Items from an interface collection
------------------------------------------------------------

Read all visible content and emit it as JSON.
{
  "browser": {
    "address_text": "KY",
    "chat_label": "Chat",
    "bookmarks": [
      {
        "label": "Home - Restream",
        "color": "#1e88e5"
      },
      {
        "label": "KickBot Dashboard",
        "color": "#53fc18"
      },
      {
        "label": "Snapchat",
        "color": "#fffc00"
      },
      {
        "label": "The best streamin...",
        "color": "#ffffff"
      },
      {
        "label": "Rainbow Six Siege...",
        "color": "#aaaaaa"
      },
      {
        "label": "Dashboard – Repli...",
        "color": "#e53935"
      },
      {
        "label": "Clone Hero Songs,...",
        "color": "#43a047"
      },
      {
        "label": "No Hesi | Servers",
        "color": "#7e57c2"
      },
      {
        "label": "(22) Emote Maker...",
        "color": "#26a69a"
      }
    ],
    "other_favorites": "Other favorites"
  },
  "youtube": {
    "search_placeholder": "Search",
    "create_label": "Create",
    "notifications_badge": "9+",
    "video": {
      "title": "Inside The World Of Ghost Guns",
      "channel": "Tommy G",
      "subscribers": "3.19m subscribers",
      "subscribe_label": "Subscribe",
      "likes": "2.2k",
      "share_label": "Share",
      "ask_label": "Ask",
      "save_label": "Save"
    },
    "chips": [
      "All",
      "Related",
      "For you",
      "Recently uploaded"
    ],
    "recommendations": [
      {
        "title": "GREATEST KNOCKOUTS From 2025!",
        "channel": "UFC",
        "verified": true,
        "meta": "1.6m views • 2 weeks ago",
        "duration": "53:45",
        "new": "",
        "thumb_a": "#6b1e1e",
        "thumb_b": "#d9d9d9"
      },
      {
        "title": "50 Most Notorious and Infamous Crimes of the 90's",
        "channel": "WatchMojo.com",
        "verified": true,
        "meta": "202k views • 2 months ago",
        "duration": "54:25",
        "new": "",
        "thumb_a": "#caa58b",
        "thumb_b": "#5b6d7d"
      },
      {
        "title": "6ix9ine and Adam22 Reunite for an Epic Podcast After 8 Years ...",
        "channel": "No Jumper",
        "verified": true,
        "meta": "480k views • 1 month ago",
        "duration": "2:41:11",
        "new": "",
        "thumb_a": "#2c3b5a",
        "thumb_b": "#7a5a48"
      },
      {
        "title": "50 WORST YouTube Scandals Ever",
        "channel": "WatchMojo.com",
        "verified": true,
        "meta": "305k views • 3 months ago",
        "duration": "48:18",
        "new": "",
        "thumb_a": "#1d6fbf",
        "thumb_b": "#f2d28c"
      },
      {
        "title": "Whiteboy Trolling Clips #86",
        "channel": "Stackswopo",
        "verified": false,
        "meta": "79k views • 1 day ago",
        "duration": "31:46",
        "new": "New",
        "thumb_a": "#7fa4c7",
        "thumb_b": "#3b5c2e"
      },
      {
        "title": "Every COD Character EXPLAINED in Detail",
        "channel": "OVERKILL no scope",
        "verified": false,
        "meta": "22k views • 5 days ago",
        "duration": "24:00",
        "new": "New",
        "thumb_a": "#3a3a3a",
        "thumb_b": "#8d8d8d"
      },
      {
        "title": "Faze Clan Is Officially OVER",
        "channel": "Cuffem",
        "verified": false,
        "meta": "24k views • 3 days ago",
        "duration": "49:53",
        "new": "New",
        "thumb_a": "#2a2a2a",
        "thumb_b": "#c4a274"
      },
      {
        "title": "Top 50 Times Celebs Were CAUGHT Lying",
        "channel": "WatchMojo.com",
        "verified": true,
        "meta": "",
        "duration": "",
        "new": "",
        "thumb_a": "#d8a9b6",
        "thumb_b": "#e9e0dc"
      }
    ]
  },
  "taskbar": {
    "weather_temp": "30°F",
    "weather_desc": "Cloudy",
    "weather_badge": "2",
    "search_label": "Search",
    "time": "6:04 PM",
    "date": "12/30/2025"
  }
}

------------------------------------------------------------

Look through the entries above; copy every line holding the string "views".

        "meta": "1.6m views • 2 weeks ago",
        "meta": "202k views • 2 months ago",
        "meta": "480k views • 1 month ago",
        "meta": "305k views • 3 months ago",
        "meta": "79k views • 1 day ago",
        "meta": "22k views • 5 days ago",
        "meta": "24k views • 3 days ago",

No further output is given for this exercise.